__Problem details__.
Within the listing below, tally the lines where the word "describing" appears, and answer with nothing but the tally.

+++ Given records

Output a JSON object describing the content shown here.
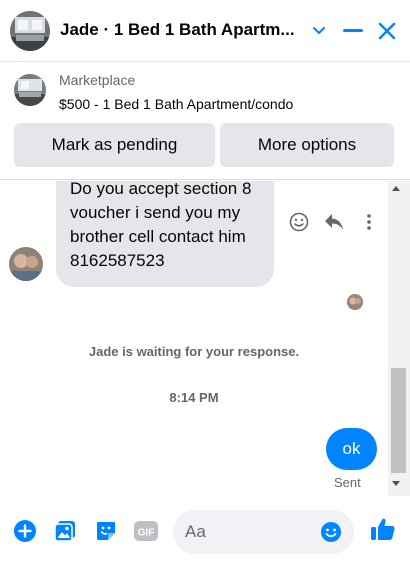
{
  "header": {
    "title": "Jade · 1 Bed 1 Bath Apartm...",
    "chevron_icon": "chevron-down-icon",
    "minimize_icon": "minimize-icon",
    "close_icon": "close-icon"
  },
  "marketplace": {
    "label": "Marketplace",
    "listing": "$500 - 1 Bed 1 Bath Apartment/condo",
    "buttons": {
      "pending": "Mark as pending",
      "more": "More options"
    }
  },
  "thread": {
    "incoming_message": "Do you accept section 8 voucher i send you my brother cell contact him 8162587523",
    "actions": {
      "react_icon": "smiley-icon",
      "reply_icon": "reply-icon",
      "more_icon": "more-dots-icon"
    },
    "waiting_text": "Jade is waiting for your response.",
    "timestamp": "8:14 PM",
    "outgoing_message": "ok",
    "status": "Sent"
  },
  "composer": {
    "placeholder": "Aa",
    "icons": [
      "plus-icon",
      "photo-icon",
      "sticker-icon",
      "gif-icon",
      "emoji-icon",
      "thumbs-up-icon"
    ]
  },
  "colors": {
    "accent": "#0084ff",
    "bubble_in": "#e4e6eb",
    "secondary_text": "#65676b"
  }
}
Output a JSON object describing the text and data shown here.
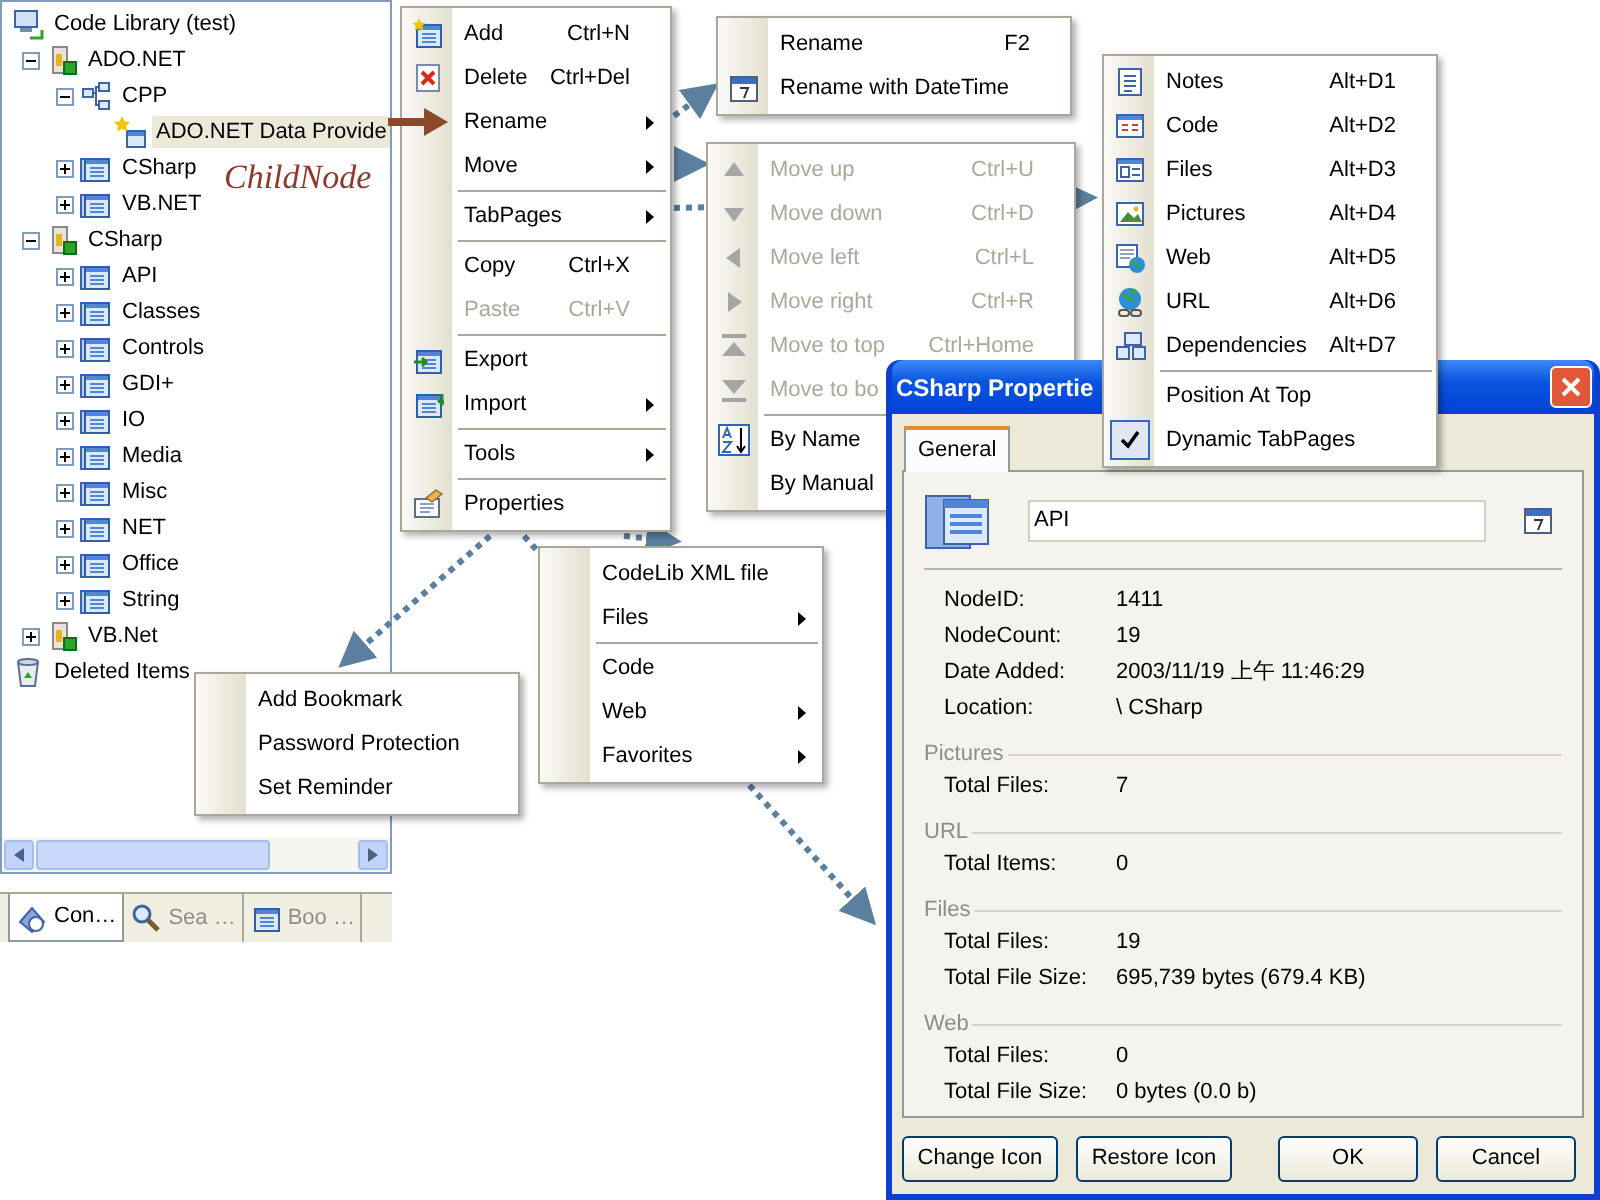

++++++

__Completed exercise__.
2